• [EXERCISE INSTRUCTIONS] Look for the word "page" in the data below, and copy every line that holds it.

• [RECORDS FOR THIS EXERCISE]
═══

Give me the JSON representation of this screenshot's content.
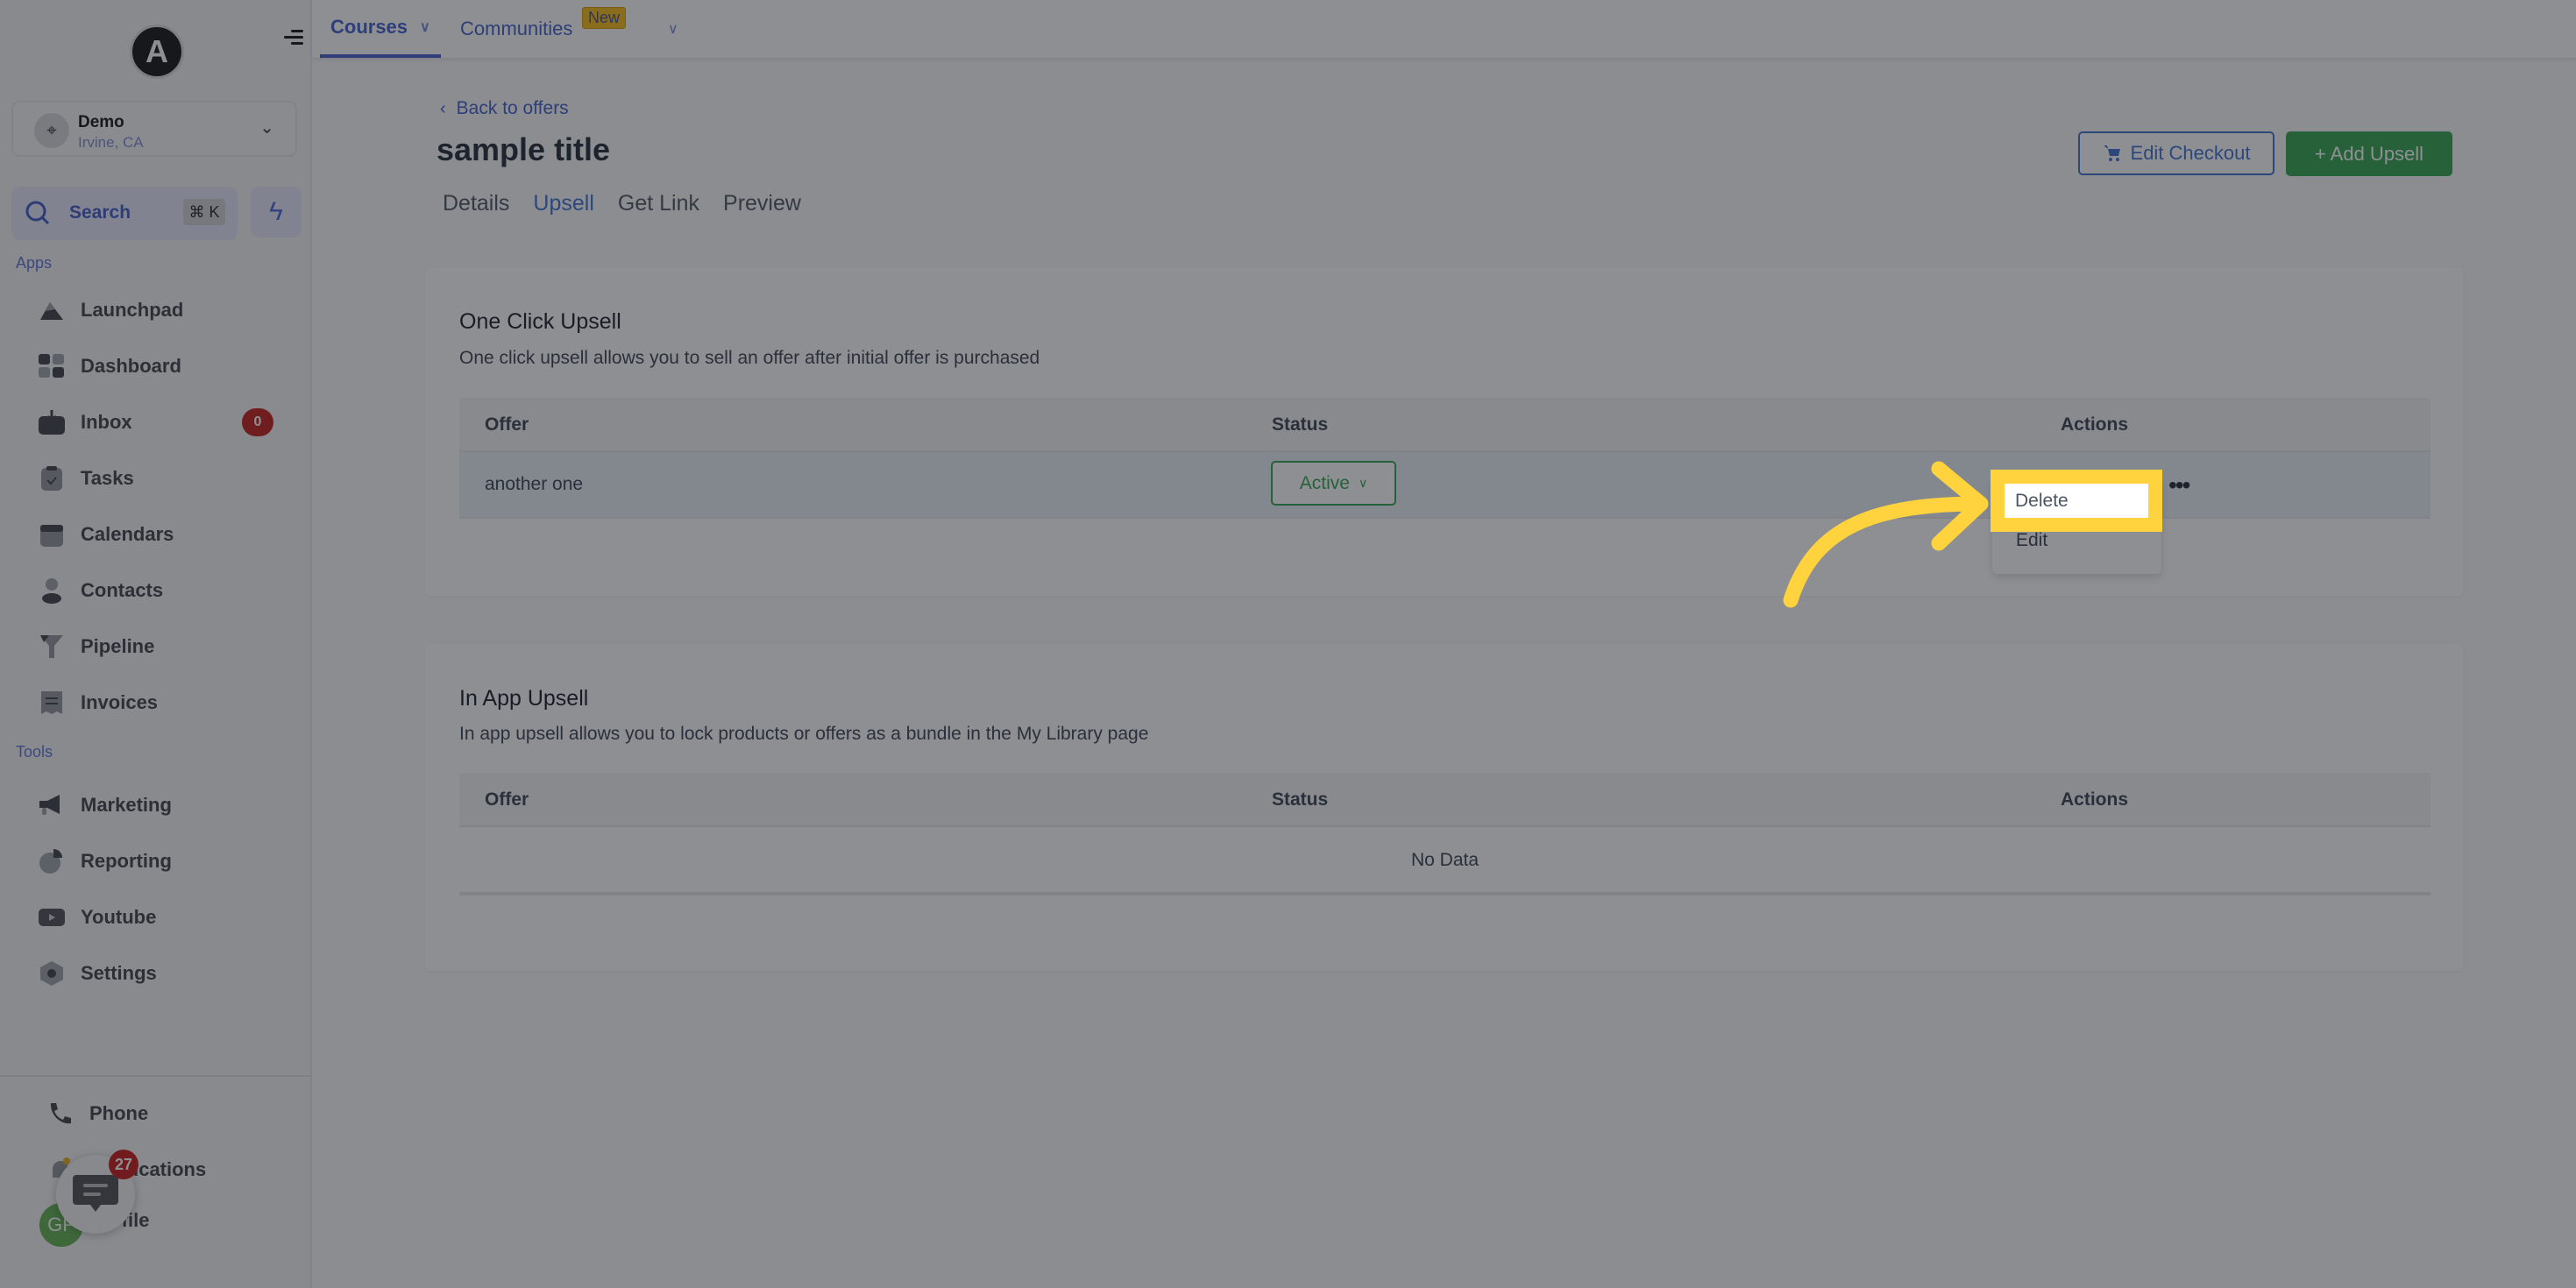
{
  "sidebar": {
    "logo_letter": "A",
    "location": {
      "name": "Demo",
      "subtitle": "Irvine, CA"
    },
    "search": {
      "label": "Search",
      "shortcut": "⌘ K"
    },
    "apps_label": "Apps",
    "apps": [
      {
        "label": "Launchpad",
        "icon": "rocket-icon"
      },
      {
        "label": "Dashboard",
        "icon": "grid-icon"
      },
      {
        "label": "Inbox",
        "icon": "inbox-icon",
        "badge": "0"
      },
      {
        "label": "Tasks",
        "icon": "clipboard-icon"
      },
      {
        "label": "Calendars",
        "icon": "calendar-icon"
      },
      {
        "label": "Contacts",
        "icon": "user-icon"
      },
      {
        "label": "Pipeline",
        "icon": "funnel-icon"
      },
      {
        "label": "Invoices",
        "icon": "invoice-icon"
      }
    ],
    "tools_label": "Tools",
    "tools": [
      {
        "label": "Marketing",
        "icon": "megaphone-icon"
      },
      {
        "label": "Reporting",
        "icon": "pie-chart-icon"
      },
      {
        "label": "Youtube",
        "icon": "youtube-icon"
      },
      {
        "label": "Settings",
        "icon": "gear-icon"
      }
    ],
    "bottom": [
      {
        "label": "Phone",
        "icon": "phone-icon"
      },
      {
        "label": "Notifications",
        "icon": "bell-icon"
      },
      {
        "label": "Profile",
        "icon": "avatar"
      }
    ],
    "avatar_initials": "GP",
    "chat_badge": "27"
  },
  "topnav": {
    "tabs": [
      {
        "label": "Courses",
        "active": true
      },
      {
        "label": "Communities",
        "badge": "New"
      }
    ]
  },
  "page": {
    "back_link": "Back to offers",
    "title": "sample title",
    "tabs": [
      "Details",
      "Upsell",
      "Get Link",
      "Preview"
    ],
    "active_tab": "Upsell",
    "edit_checkout": "Edit Checkout",
    "add_upsell": "+ Add Upsell"
  },
  "one_click": {
    "title": "One Click Upsell",
    "subtitle": "One click upsell allows you to sell an offer after initial offer is purchased",
    "columns": [
      "Offer",
      "Status",
      "Actions"
    ],
    "rows": [
      {
        "offer": "another one",
        "status": "Active"
      }
    ],
    "menu": [
      "Delete",
      "Edit"
    ]
  },
  "in_app": {
    "title": "In App Upsell",
    "subtitle": "In app upsell allows you to lock products or offers as a bundle in the My Library page",
    "columns": [
      "Offer",
      "Status",
      "Actions"
    ],
    "empty": "No Data"
  },
  "colors": {
    "accent": "#3d5ccc",
    "success": "#31a24c",
    "highlight": "#ffd33d",
    "badge": "#c21b1b"
  }
}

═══

• [ANSWER SPACE]
  "page": {
    "subtitle": "In app upsell allows you to lock products or offers as a bundle in the My Library page",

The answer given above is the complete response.